At the E3 show floor, publisher JoWood is showing off an early build of Gothic III, the latest installment in an open-ended computer role-playing series that has garnered a fiercely loyal following over the years. What we played was honestly quite rough and didn't give evidence to what we expect will be a deep and involving experience once it finally shapes up. However, between the brief hands-on time we got and the details recently released by JoWood, we do have a clearer sense of what sorts of features Gothic III will have in store.
Gothic III will take the action of the series over to a land that's been enslaved by orcs. Human survivors have fled to near-uninhabitable reaches, ranging from icy tundras to dusty deserts, and you find yourself in the middle of this conflict. Will you help the humans rise up against their oppressors? Or will you throw in with the orcs, saving your own skin by dooming the lives of others? Like its predecessors, Gothic III promises a completely nonlinear and open-ended gaming experience, both in terms of story and character development. A lack of rigid character classes means you'll be able to train your character in whatever combination of military might and arcane power suits you.
More than 50 different spells and 50 different creatures will be in the game, and Gothic III also touts a new combat system that will supposedly be easier to get into than the previous titles' fighting. Also, despite the game's completely nonlinear design, Gothic III promises to offer you clear objectives as far as the main story arc is concerned. Though the decisions will be yours to make, ideally you won't end up stumbling around, searching for what to do next. The world of the game should also come across as more realistic than ever thanks to complex artificial intelligence for non-player characters, who'll have their own agendas and won't just be found milling about, waiting for you to talk to them.
Frankly, we didn't see most of this in the build we played, which was clearly labeled pre-alpha (meaning that the game isn't yet feature-complete), and the game's lighting and shadowing effects were missing from the build. It did give a sense of Gothic III's lush world, and we also took a swing at the new combat system, but the playable version ultimately didn't yield much insight (other than that it will be possible to wield two swords simultaneously).

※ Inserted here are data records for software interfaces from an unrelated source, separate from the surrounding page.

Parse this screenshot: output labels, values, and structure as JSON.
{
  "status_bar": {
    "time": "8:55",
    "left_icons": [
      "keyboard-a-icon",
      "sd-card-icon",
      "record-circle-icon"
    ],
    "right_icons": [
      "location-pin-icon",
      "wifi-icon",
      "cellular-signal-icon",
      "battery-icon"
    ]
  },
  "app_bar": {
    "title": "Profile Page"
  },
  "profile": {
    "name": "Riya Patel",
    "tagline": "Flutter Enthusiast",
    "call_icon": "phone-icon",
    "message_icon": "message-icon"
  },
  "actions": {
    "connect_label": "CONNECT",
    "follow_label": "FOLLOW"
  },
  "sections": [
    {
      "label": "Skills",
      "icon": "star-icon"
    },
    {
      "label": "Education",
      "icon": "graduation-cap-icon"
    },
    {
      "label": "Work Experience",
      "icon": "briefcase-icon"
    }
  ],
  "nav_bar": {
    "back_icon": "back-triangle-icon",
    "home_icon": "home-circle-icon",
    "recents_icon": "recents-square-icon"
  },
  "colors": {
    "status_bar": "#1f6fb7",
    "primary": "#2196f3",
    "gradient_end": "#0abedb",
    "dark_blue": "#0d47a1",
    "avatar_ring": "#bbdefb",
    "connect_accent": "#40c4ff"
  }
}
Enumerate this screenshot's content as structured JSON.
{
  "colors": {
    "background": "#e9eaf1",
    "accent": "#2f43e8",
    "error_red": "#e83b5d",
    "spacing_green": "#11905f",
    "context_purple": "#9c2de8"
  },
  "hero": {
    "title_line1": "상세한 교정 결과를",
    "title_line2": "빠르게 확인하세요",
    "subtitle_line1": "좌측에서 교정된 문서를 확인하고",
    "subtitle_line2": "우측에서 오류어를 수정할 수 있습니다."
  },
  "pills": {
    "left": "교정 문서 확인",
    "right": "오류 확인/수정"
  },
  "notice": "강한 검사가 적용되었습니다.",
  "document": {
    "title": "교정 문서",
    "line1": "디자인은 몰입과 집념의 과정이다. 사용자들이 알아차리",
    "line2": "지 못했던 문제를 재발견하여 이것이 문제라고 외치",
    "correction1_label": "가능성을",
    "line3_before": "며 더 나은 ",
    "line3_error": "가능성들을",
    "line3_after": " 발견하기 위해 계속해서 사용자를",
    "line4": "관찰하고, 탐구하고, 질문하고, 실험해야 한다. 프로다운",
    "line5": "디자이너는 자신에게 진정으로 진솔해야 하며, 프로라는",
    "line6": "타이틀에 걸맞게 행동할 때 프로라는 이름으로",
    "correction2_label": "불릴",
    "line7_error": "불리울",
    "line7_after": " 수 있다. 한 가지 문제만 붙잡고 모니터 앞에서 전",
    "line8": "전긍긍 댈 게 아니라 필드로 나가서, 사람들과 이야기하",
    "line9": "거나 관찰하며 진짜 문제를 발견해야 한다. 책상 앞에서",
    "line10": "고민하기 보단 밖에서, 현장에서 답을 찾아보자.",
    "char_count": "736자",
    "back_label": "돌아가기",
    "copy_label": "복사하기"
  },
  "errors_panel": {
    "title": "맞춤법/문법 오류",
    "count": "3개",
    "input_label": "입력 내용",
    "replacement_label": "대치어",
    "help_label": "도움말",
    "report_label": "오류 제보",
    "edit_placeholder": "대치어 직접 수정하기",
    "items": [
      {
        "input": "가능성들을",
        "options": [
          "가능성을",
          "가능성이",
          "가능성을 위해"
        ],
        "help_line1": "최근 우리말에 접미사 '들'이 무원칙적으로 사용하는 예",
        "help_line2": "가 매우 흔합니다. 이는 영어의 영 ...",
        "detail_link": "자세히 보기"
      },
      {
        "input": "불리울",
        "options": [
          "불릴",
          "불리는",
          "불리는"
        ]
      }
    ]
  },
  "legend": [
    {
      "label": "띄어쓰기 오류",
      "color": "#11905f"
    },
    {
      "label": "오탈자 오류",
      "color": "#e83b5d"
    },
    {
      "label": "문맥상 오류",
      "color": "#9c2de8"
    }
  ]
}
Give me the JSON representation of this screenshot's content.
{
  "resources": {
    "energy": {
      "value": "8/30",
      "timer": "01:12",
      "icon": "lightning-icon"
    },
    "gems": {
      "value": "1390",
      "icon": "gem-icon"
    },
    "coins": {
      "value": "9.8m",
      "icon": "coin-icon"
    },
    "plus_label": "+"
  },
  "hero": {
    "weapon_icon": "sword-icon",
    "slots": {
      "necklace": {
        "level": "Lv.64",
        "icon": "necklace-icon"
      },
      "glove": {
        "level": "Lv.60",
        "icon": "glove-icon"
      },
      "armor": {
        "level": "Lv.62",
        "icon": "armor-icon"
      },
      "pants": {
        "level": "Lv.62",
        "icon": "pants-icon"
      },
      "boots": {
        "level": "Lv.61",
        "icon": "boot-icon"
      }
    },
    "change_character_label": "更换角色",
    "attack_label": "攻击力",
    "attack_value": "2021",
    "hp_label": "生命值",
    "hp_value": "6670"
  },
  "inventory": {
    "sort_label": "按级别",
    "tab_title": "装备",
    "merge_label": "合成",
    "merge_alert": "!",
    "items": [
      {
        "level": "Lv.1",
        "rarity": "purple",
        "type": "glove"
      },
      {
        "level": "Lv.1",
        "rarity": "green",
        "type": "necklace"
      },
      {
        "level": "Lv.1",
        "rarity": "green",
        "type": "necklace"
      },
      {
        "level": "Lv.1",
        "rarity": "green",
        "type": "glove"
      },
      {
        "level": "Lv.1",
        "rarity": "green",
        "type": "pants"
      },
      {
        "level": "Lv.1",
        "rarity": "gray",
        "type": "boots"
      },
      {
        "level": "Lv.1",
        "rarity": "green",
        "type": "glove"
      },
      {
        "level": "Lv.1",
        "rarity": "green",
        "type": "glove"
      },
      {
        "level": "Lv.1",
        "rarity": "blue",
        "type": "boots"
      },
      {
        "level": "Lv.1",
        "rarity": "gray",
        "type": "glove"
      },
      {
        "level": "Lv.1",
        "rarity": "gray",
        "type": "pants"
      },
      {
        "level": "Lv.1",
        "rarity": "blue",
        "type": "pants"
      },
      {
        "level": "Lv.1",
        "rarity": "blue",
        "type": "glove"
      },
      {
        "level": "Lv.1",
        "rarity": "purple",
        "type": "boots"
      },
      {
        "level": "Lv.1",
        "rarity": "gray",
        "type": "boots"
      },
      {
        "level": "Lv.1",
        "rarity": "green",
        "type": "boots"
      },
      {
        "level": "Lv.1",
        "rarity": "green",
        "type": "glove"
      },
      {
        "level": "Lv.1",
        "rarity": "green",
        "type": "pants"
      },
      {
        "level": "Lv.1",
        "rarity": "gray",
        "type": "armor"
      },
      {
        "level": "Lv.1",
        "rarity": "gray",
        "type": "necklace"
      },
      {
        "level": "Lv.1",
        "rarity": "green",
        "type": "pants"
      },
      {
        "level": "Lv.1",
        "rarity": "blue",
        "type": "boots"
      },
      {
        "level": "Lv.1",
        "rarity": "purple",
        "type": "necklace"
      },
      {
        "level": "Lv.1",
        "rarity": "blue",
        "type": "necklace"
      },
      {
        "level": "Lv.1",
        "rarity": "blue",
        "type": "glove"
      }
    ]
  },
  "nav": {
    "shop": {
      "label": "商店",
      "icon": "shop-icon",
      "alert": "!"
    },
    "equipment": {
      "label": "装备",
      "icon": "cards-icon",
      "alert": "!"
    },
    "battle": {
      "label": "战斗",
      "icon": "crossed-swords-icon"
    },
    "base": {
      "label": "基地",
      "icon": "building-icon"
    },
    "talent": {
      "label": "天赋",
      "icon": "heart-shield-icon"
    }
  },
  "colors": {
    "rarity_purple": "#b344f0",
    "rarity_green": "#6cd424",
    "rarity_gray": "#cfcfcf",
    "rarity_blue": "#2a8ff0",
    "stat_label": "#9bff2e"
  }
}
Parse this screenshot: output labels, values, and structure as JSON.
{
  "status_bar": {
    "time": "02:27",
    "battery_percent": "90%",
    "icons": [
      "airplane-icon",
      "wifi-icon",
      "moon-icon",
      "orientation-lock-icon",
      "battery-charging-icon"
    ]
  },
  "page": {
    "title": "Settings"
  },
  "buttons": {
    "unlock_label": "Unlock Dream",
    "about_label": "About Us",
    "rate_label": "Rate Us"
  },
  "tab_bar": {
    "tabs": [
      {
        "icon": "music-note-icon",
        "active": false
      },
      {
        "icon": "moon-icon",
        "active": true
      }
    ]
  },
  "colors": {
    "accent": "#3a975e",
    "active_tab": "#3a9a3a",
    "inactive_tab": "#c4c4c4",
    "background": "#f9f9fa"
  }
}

Gothic is one of the more ambitious RPG series of the past few years, so we're hopeful that this latest chapter in the story will come together to live up to and exceed the quality of its predecessors. Stay tuned to GameSpot for additional information on the game.